Problem to work on -
Give back every line of the material below that has the string "text".

Extracted records -
◇ ◇ ◇
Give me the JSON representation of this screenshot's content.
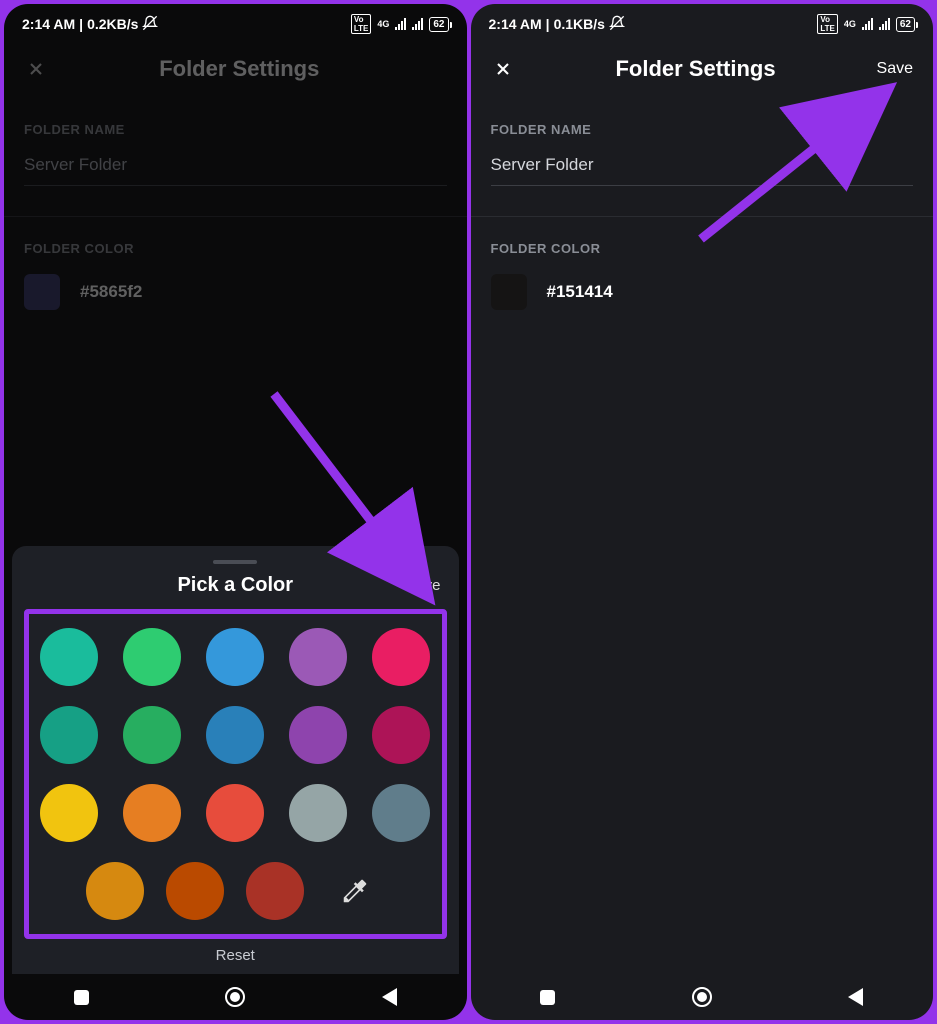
{
  "left": {
    "status": {
      "time": "2:14 AM",
      "net_speed": "0.2KB/s",
      "net_label": "4G",
      "battery": "62"
    },
    "header": {
      "title": "Folder Settings"
    },
    "folder_name": {
      "label": "FOLDER NAME",
      "value": "Server Folder"
    },
    "folder_color": {
      "label": "FOLDER COLOR",
      "hex": "#5865f2",
      "swatch": "#35366a"
    },
    "picker": {
      "title": "Pick a Color",
      "save": "Save",
      "reset": "Reset",
      "colors_row1": [
        "#1abc9c",
        "#2ecc71",
        "#3498db",
        "#9b59b6",
        "#e91e63"
      ],
      "colors_row2": [
        "#16a085",
        "#27ae60",
        "#2980b9",
        "#8e44ad",
        "#ad1457"
      ],
      "colors_row3": [
        "#f1c40f",
        "#e67e22",
        "#e74c3c",
        "#95a5a6",
        "#607d8b"
      ],
      "colors_row4": [
        "#d68910",
        "#ba4a00",
        "#a93226"
      ]
    }
  },
  "right": {
    "status": {
      "time": "2:14 AM",
      "net_speed": "0.1KB/s",
      "net_label": "4G",
      "battery": "62"
    },
    "header": {
      "title": "Folder Settings",
      "save": "Save"
    },
    "folder_name": {
      "label": "FOLDER NAME",
      "value": "Server Folder"
    },
    "folder_color": {
      "label": "FOLDER COLOR",
      "hex": "#151414",
      "swatch": "#151414"
    }
  }
}
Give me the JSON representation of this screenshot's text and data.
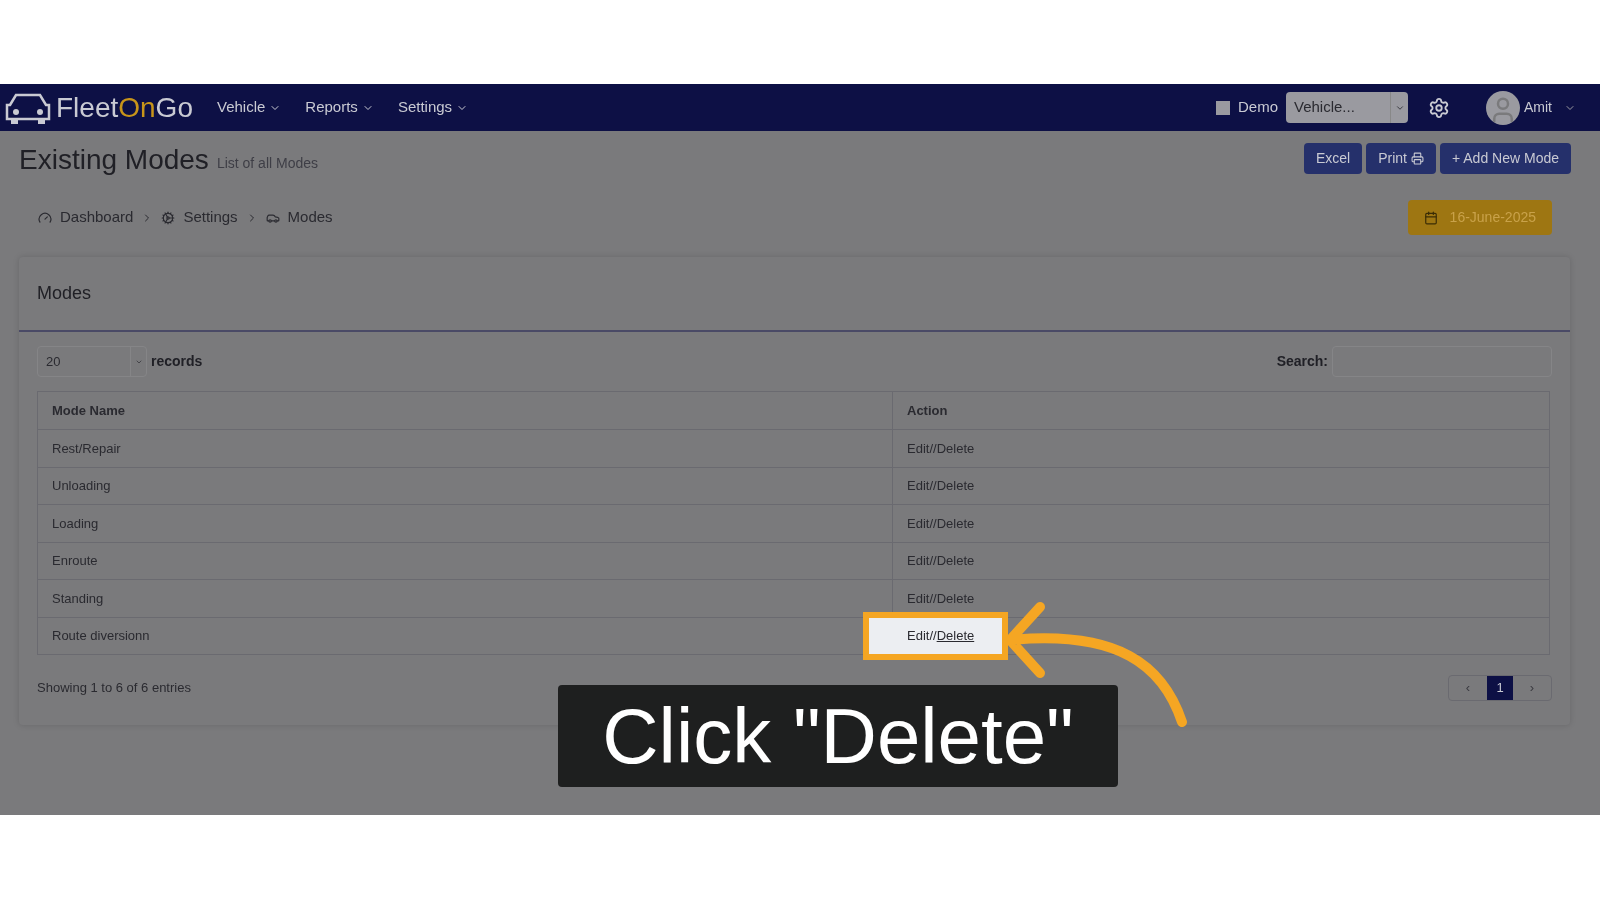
{
  "navbar": {
    "logo": [
      {
        "text": "Fleet",
        "color": "#c9cad3"
      },
      {
        "text": "On",
        "color": "#c8951a"
      },
      {
        "text": "Go",
        "color": "#c9cad3"
      }
    ],
    "menus": [
      "Vehicle",
      "Reports",
      "Settings"
    ],
    "demo": {
      "label": "Demo",
      "checked": false
    },
    "vehicle_select": {
      "value": "Vehicle..."
    },
    "user": {
      "name": "Amit"
    }
  },
  "header": {
    "title": "Existing Modes",
    "subtitle": "List of all Modes",
    "buttons": [
      {
        "label": "Excel",
        "kind": "plain"
      },
      {
        "label": "Print",
        "kind": "print"
      },
      {
        "label": "+ Add New Mode",
        "kind": "plain"
      }
    ]
  },
  "breadcrumb": [
    {
      "label": "Dashboard",
      "kind": "dashboard"
    },
    {
      "label": "Settings",
      "kind": "settings"
    },
    {
      "label": "Modes",
      "kind": "modes"
    }
  ],
  "date_button": {
    "label": "16-June-2025"
  },
  "panel": {
    "title": "Modes",
    "page_length": "20",
    "records_label": "records",
    "search_label": "Search:",
    "table": {
      "columns": [
        "Mode Name",
        "Action"
      ],
      "rows": [
        {
          "name": "Rest/Repair",
          "edit": "Edit",
          "separator": "//",
          "delete": "Delete",
          "highlighted": false
        },
        {
          "name": "Unloading",
          "edit": "Edit",
          "separator": "//",
          "delete": "Delete",
          "highlighted": false
        },
        {
          "name": "Loading",
          "edit": "Edit",
          "separator": "//",
          "delete": "Delete",
          "highlighted": false
        },
        {
          "name": "Enroute",
          "edit": "Edit",
          "separator": "//",
          "delete": "Delete",
          "highlighted": false
        },
        {
          "name": "Standing",
          "edit": "Edit",
          "separator": "//",
          "delete": "Delete",
          "highlighted": false
        },
        {
          "name": "Route diversionn",
          "edit": "Edit",
          "separator": "//",
          "delete": "Delete",
          "highlighted": true
        }
      ]
    },
    "info": "Showing 1 to 6 of 6 entries",
    "pagination": [
      {
        "label": "‹",
        "selected": false
      },
      {
        "label": "1",
        "selected": true
      },
      {
        "label": "›",
        "selected": false
      }
    ]
  },
  "caption": "Click \"Delete\""
}
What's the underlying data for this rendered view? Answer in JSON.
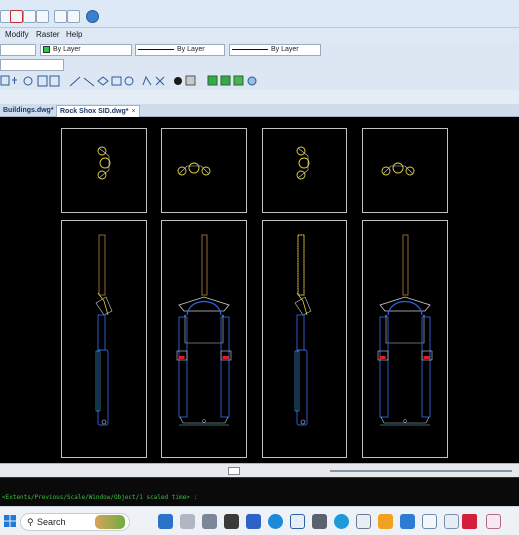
{
  "menubar": {
    "items": [
      "Modify",
      "Raster",
      "Help"
    ]
  },
  "layer_bar": {
    "layer_combo": "By Layer",
    "linetype_combo": "By Layer",
    "lineweight_combo": "By Layer"
  },
  "tabs": [
    {
      "label": "Buildings.dwg*",
      "active": false
    },
    {
      "label": "Rock Shox SID.dwg*",
      "active": true,
      "close": "×"
    }
  ],
  "command_line": {
    "text": "<Extents/Previous/Scale/Window/Object/1 scaled time> :"
  },
  "taskbar": {
    "search_label": "Search"
  },
  "colors": {
    "outline": "#f2f2f2",
    "yellow": "#e3d43a",
    "blue": "#2f63e0",
    "red": "#e02020",
    "cyan": "#4fd6e8",
    "brown": "#b7823a"
  }
}
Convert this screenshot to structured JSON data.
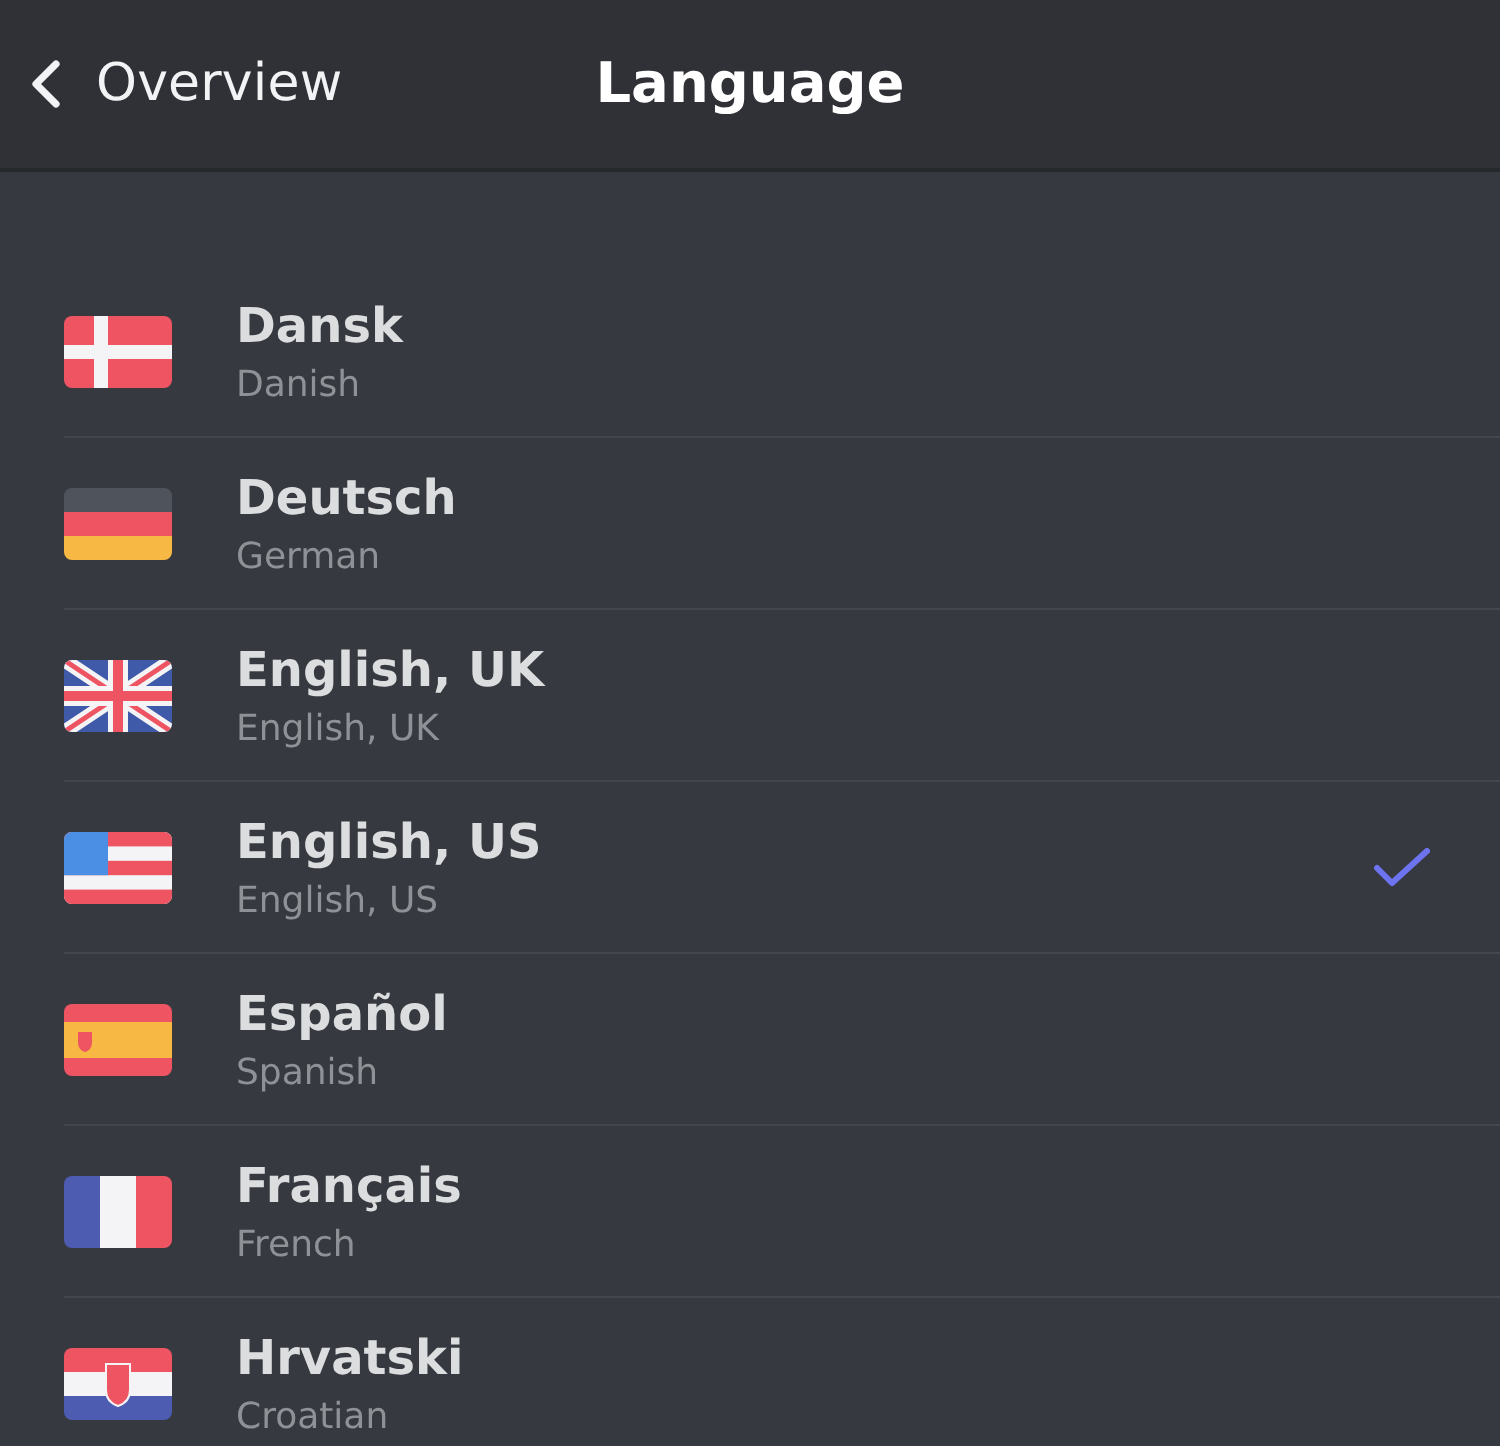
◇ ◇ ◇
Answer to the problem -
Give me the JSON representation of this screenshot's text and data.
        "text": "Fleet",
        "text": "On",
        "text": "Go",
    "text": "<Extents/Previous/Scale/Window/Object/1 scaled time> :"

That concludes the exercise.